However, some overly ambitious projects such as Meydan One Complex (with the world’s tallest residential tower – Dubai One Tower at 771m (2,333ft), the longest indoor ski hall, etc.) have recently been canceled too. I guess, there’s a limit to how tall, big, and crazy it makes sense to go…
15. Number plates matter
Cars, especially luxury cars, are a passion for many rich people in Dubai. The number plate of your car shows how important (=rich) you are. The fewer digits on the number plate, the more it’s sought after. In 2008, plate No. 1 was auctioned for 14.5 million USD.
16. They have ATMs for gold
Dubai has some ATMs that dispense gold rather than money. About 40% of the world’s physical gold trade goes through Dubai. One of the best places to buy gold in Dubai is at the Dubai Gold Souk.
17. They keep on building new hotels
In 2019, there were 544 operating hotels in Dubai. There are now over 100,700 hotel rooms in Dubai. To give you an idea, just 3 years before that, there were ‘just’ 64,000 hotel rooms.
18. No food on the metro
In Dubai, you can get a fine for eating or drinking in the metro.
19. They use robot jockeys for camel races
Camel races are very popular in the Middle East.
Because of the size, only children can participate in racing the camels. Unfortunately, thousands of children have been trafficked and abused in the past, forcing some countries to put an end to the sport.
Qatar came up with a solution. Nowadays, remote-controlled child-sized robots are used in camel racing, which remains a multimillion-dollar sport in the region.
20. They consume lots of water
With 550 liters per person per day, UAE’s water consumption is the highest in the world. It’s about 80% higher than the global average.
One of the reasons for this is the cooling they need. Dubai is a city in the middle of a desert with sand storms and temperatures above 50°C (120°F).

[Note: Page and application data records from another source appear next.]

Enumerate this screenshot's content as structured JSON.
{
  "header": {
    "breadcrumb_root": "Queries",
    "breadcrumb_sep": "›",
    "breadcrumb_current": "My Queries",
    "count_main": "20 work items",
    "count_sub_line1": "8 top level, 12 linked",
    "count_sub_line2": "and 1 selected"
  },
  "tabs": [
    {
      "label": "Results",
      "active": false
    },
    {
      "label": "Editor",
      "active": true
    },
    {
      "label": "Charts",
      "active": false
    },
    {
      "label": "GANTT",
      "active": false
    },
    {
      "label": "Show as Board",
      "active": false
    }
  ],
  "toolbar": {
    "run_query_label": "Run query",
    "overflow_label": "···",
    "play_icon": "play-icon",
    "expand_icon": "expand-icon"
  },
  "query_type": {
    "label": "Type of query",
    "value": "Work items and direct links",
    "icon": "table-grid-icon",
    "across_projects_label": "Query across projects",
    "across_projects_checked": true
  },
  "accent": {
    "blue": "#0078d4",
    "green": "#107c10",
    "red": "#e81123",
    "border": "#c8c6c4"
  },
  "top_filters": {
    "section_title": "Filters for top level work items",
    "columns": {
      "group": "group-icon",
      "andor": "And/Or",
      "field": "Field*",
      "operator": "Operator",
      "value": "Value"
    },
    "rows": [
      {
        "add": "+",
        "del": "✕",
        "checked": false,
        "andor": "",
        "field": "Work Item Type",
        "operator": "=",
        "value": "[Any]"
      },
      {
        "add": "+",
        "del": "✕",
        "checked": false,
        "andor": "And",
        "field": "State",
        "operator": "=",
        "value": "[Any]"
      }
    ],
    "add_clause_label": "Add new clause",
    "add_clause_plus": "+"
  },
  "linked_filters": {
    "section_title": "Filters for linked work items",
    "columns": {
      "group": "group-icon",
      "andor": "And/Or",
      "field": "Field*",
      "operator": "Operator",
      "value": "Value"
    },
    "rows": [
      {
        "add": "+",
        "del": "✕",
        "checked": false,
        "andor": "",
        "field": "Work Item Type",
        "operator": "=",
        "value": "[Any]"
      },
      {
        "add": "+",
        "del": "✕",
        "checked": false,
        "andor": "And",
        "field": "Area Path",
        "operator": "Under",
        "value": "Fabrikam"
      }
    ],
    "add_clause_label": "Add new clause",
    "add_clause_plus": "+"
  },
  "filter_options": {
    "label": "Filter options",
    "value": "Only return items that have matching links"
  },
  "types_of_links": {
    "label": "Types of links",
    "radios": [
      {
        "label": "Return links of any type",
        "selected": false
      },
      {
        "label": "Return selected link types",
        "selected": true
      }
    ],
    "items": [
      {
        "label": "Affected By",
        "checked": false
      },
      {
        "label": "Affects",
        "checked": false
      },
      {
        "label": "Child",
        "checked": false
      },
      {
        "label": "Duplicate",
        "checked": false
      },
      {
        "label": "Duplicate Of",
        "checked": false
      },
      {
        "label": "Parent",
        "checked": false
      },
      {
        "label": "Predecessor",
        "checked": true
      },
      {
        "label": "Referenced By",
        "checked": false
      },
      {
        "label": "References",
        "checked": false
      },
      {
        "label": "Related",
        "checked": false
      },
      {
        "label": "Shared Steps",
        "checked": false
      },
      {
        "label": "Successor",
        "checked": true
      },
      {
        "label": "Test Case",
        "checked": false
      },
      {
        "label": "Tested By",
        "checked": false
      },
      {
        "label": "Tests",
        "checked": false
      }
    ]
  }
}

The cooling of buildings is a big challenge to engineers. Vertical cooling systems often exceeding 100 stories high use water pumped from very deep in the ground to cool the buildings.
21. Dubai bathrooms have water hoses
Every Dubai toilet is supplied with a water hose and 98% of the foreign expats living in the city have no idea what it is for.
Sometimes you enter a toilet and the water is running down the walls and dripping off the ceiling while the person who just left is completely dry. You stand and wonder what in the world they have been doing in there and decide to look for another toilet instead…
Most Muslim countries use a toilet hose to clean themselves. But you don’t really need to get familiar with the system as a tourist in Dubai since all tourist facilities also provide toilet paper. You’ll quickly learn to appreciate the water hose if you end up in a less modern toilet in the Middle East.
22. They love luxury & crazy prestigious projects
Dubai has many rich people and you’ll see it everywhere you go. Luxury cars and yachts attract a lot of attention and people like to be seen…
The third-largest yacht in the world is owned by Sheikh Mohammed, the ruler of Dubai. The yacht named MY Dubai is 162m (531 ft) long and costs 400 million USD. It can hold 115 people!
Dubai has some prestigious projects that in the beginning often sound too crazy to be true. At first, many of them seem like an impossible dream. Yet, time and again, they make it happen. Just think of the stunning Palm Jumeirah (picture below), but there are many, many other examples like that. They sure have leaders that dream big and make it happen!
23. Dubai has been awarded more than 130 Guinness World Records
These include three for Dubai Miracle Garden and no less than 11 for the Burj Khalifa, the world’s tallest building. More weird and wonderful feats include the fastest police car in service, most people to parachute from a balloon simultaneously, and the longest underwater live radio broadcast.
24. The hottest temperature ever recorded in Dubai was in July 2002
During a particularly hot summer in July 2002, the temperature in Dubai was recorded at a toasty 52.1 degrees Celsius.